On June 1, 2015 the United States District Court for the Northern District of California granted AOL’s motion to dismiss a case seeking class action status for alleged TCPA violations based on text messages sent by AOL’s Instant Messenger service (“AIM”), and confirmation text messages sent from AOL to individuals who request not to receive future text messages from AIM. The case is Derby v. AOL, Inc., case number 15-cv-00452-RMW.
The first issue the court addressed is whether AIM is an ATDS under federal law. AIM allows its users to send text messages to cellular telephone numbers. In order to do so, an AIM user must input the intended recipient’s phone number, compose a message, and then request the message be sent. The plaintiff in this case argued that the court should distinguish between “conduct that triggers dialing” of a mobile phone number, and “the actual act of dialing” that number. The court rejected this argument and found that extensive human intervention is required to send text messages through AIM, and the system therefore did not constitute an ATDS. The court also went on to find that the TCPA “should not be construed to punish the consumer-friendly practice of confirming requests to block future unwanted texts.”

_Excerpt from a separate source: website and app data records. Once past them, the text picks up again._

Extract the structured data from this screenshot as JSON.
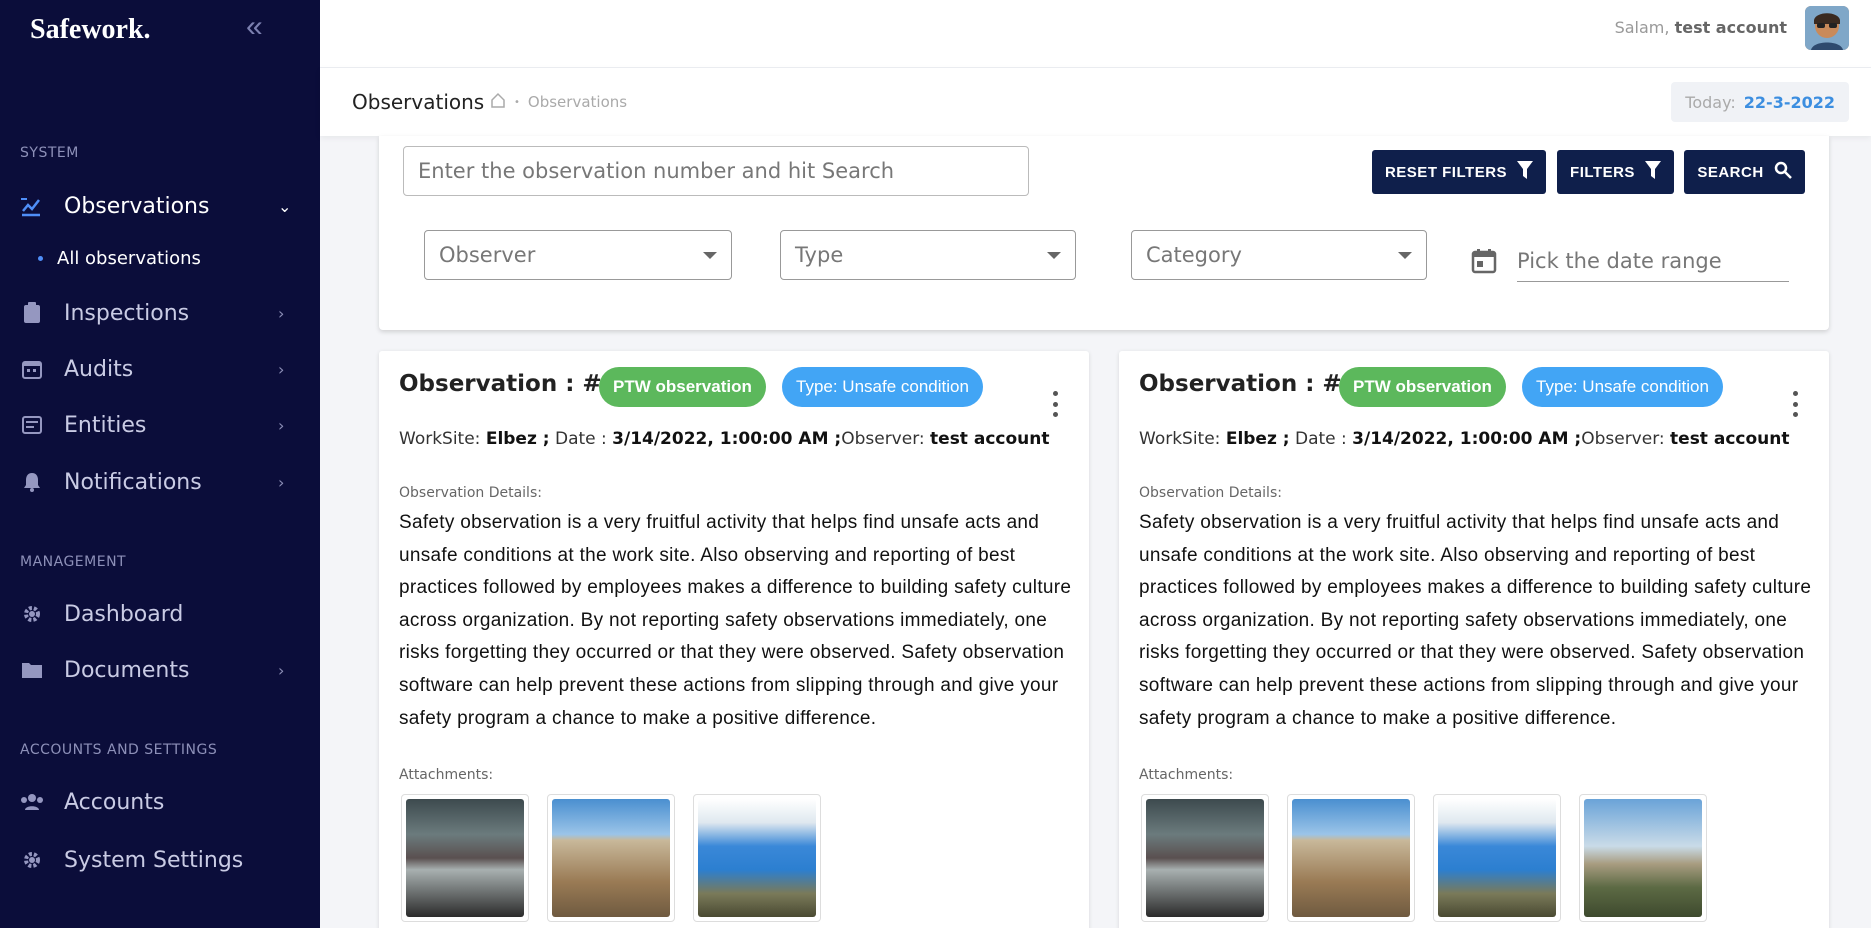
{
  "app": {
    "brand": "Safework."
  },
  "sidebar": {
    "sections": {
      "system": "SYSTEM",
      "management": "MANAGEMENT",
      "accounts": "ACCOUNTS AND SETTINGS"
    },
    "items": [
      {
        "label": "Observations",
        "icon": "observations-icon",
        "active": true
      },
      {
        "label": "Inspections",
        "icon": "clipboard-icon"
      },
      {
        "label": "Audits",
        "icon": "calendar-icon"
      },
      {
        "label": "Entities",
        "icon": "entities-icon"
      },
      {
        "label": "Notifications",
        "icon": "bell-icon"
      },
      {
        "label": "Dashboard",
        "icon": "gear-icon"
      },
      {
        "label": "Documents",
        "icon": "folder-icon"
      },
      {
        "label": "Accounts",
        "icon": "users-icon"
      },
      {
        "label": "System Settings",
        "icon": "gear-icon"
      }
    ],
    "sub_item": "All observations"
  },
  "topbar": {
    "greeting": "Salam,",
    "user": "test account"
  },
  "subheader": {
    "title": "Observations",
    "breadcrumb": "Observations",
    "today_label": "Today:",
    "today_value": "22-3-2022"
  },
  "filters": {
    "search_placeholder": "Enter the observation number and hit Search",
    "reset_label": "RESET FILTERS",
    "filters_label": "FILTERS",
    "search_label": "SEARCH",
    "observer_placeholder": "Observer",
    "type_placeholder": "Type",
    "category_placeholder": "Category",
    "date_placeholder": "Pick the date range"
  },
  "observations": [
    {
      "title": "Observation : #16",
      "badge": "PTW observation",
      "type": "Type: Unsafe condition",
      "worksite_label": "WorkSite:",
      "worksite": "Elbez ;",
      "date_label": "Date :",
      "date": "3/14/2022, 1:00:00 AM ;",
      "observer_label": "Observer:",
      "observer": "test account",
      "details_label": "Observation Details:",
      "details": "Safety observation is a very fruitful activity that helps find unsafe acts and unsafe conditions at the work site. Also observing and reporting of best practices followed by employees makes a difference to building safety culture across organization. By not reporting safety observations immediately, one risks forgetting they occurred or that they were observed. Safety observation software can help prevent these actions from slipping through and give your safety program a chance to make a positive difference.",
      "attachments_label": "Attachments:"
    },
    {
      "title": "Observation : #15",
      "badge": "PTW observation",
      "type": "Type: Unsafe condition",
      "worksite_label": "WorkSite:",
      "worksite": "Elbez ;",
      "date_label": "Date :",
      "date": "3/14/2022, 1:00:00 AM ;",
      "observer_label": "Observer:",
      "observer": "test account",
      "details_label": "Observation Details:",
      "details": "Safety observation is a very fruitful activity that helps find unsafe acts and unsafe conditions at the work site. Also observing and reporting of best practices followed by employees makes a difference to building safety culture across organization. By not reporting safety observations immediately, one risks forgetting they occurred or that they were observed. Safety observation software can help prevent these actions from slipping through and give your safety program a chance to make a positive difference.",
      "attachments_label": "Attachments:"
    }
  ],
  "colors": {
    "sidebar_bg": "#0b0d3a",
    "accent_blue": "#4f8ef7",
    "button_dark": "#0f1f4b",
    "pill_green": "#5cb85c",
    "pill_blue": "#42a5f5"
  }
}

Had the court ruled for the plaintiff, and found a distinction between conduct that triggers dialing of a mobile phone number, and the actual dialing of that number, it could have had far reaching, negative consequences. Take speed dialing for example, you push a number on your phone that triggers the phone to dial the number. Under plaintiff’s interpretation of an ATDS, you apparently wouldn’t be able to speed dial a cell phone without violating the TCPA. This is one more example of why it is crucial for the industry to push back against over reaching plaintiffs.